Recently a middle-aged man consulted with me about osteoporosis.  Several years prior a gastroenterologist had been worried about my patient’s chronic use of omeprazole, a proton pump inhibitor. Proton pump inhibitors reduce acid secretion in the stomach. Their use has been linked to reduced absorption of calcium and possibly to an increased risk of osteoporotic fractures, though this is still controversial.  A bone density test was ordered and my patient’s bone density was found to be low, in fact, in the “osteoporosis” range (T score <-2.5).  My patient was sent to an endocrinologist and was determined to have no secondary risk factors for osteoporosis.  However, my patient was prescribed alendronate.  With no clear end in sight for treatment with this medication, he asked me whether I felt it was necessary to continue.

The fact is little is known about treating men’s bones--that is, the ones in their skeletons.  

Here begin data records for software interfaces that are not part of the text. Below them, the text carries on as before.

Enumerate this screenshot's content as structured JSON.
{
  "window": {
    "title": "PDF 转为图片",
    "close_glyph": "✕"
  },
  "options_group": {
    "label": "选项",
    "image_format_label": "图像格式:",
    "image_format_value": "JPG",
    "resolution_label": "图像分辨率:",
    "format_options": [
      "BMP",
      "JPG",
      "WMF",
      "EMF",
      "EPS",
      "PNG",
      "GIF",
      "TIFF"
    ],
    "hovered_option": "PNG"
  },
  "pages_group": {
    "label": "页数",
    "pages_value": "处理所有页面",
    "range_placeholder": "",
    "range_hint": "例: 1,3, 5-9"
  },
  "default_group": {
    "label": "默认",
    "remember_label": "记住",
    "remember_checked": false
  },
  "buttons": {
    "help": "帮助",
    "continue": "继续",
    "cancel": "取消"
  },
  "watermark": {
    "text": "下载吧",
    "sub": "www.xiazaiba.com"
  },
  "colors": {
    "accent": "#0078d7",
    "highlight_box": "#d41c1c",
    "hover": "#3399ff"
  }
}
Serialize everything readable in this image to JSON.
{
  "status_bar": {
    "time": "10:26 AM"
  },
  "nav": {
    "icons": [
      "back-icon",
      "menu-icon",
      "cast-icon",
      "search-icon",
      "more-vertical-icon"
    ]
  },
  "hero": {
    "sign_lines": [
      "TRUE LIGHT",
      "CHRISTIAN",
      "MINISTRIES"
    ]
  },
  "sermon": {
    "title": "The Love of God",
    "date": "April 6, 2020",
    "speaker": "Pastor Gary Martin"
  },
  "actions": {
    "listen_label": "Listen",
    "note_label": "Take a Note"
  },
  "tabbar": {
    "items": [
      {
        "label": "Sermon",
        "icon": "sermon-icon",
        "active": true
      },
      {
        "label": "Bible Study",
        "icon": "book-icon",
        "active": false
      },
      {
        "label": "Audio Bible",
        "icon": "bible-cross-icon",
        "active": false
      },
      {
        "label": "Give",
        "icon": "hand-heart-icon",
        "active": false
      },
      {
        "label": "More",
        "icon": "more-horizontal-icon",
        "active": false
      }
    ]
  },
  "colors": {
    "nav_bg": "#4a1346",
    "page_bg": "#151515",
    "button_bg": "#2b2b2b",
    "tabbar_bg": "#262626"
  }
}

A few trials have looked at DXA screening in men and found that T-scores, the measurement used to define bone loss (a “T-score” is the standard deviations from the mean for peak bone density), are as predictive of fracture risk in men as they are in women. However, the data is very limited. Bisphosphonate use has not been widely studied in male patients, particularly not in younger men with idiopathic osteoporosis.  A couple of trials have looked at alendronate use in men with secondary risk factors and found it to have efficacy in preventing fractures.  Best practice guidelines for treating osteoporosis in men were published in April 2011 by Gielen in BEST PRACTICE & RESEARCHCLINICAL ENDOCRINOLOGY & METABOLISM , which states:
 “With the ageing of the population, male osteoporosis is an increasingly important health problem:  from age 50 onward, one in three osteoporotic fractures occurs in men and fracture-related morbidity and mortality is higher than in women. In men with low BMD, 50% have an underlying cause, most often glucocorticoid excess, hypogonadism or alcohol abuse.  DXA is recommended in all men from 70 years of age on and in men age 50–70 with a prior fragility fracture or clinical risk factors.  Treatment decisions should be based on assessments of absolute fracture risk and not on  BMD alone.  Supplementation of calcium and vitamin D is essential in ageing men to prevent age-related secondary hyperparathyroidism.  Bisphosphonates and PTH seem to be as effective in men as in women and should be given to men with DXA-documented osteoporosis, a prior fragility fracture or high absolute fracture risk as assessed by FRAX.  Testosterone replacement can only be recommended in older men with osteoporosis who have symptoms of hypogonadism as well as total testosterone values below 250 ng/dL(9 nmol/l).”
Experts acknowledge that while bone mineral density testing may be useful, it is just one piece of the equation when it comes to assessing a person’s fracture risk. Clinical risk calculators take into account clinical risk factors and project a person’s ten year risk of suffering an osteoporotic fracture. The most widely known risk calculator is called FRAX,  a tool developed by the World Health Organization.  Clinical factors that contribute to fracture risk include age, body mass index, tobacco use, glucocorticoid use, alcohol use (>3 drinks per day), parental history of hip fracture, “secondary” causes of osteoporosis (low testosterone, hyperparathyroidism, hyperthyroidism and certain drugs),  and the presence of rheumatoid arthritis.
In their recently released Guidelines on the Treatment of Osteoporosis the USPSTF concludes that there is insufficient evidence to support screening men for osteoporosis. 

The case of my patient is a good example of how the well-intentioned use of testing may lead to information that we just don’t have good answers for yet.  In the absence of firm data, the question becomes, does one opt to treat with medication, for how long, and with what sort of monitoring? And if not, then what should one suggest?  Frankly, I find the relative lack of data about male osteoporosis surprising.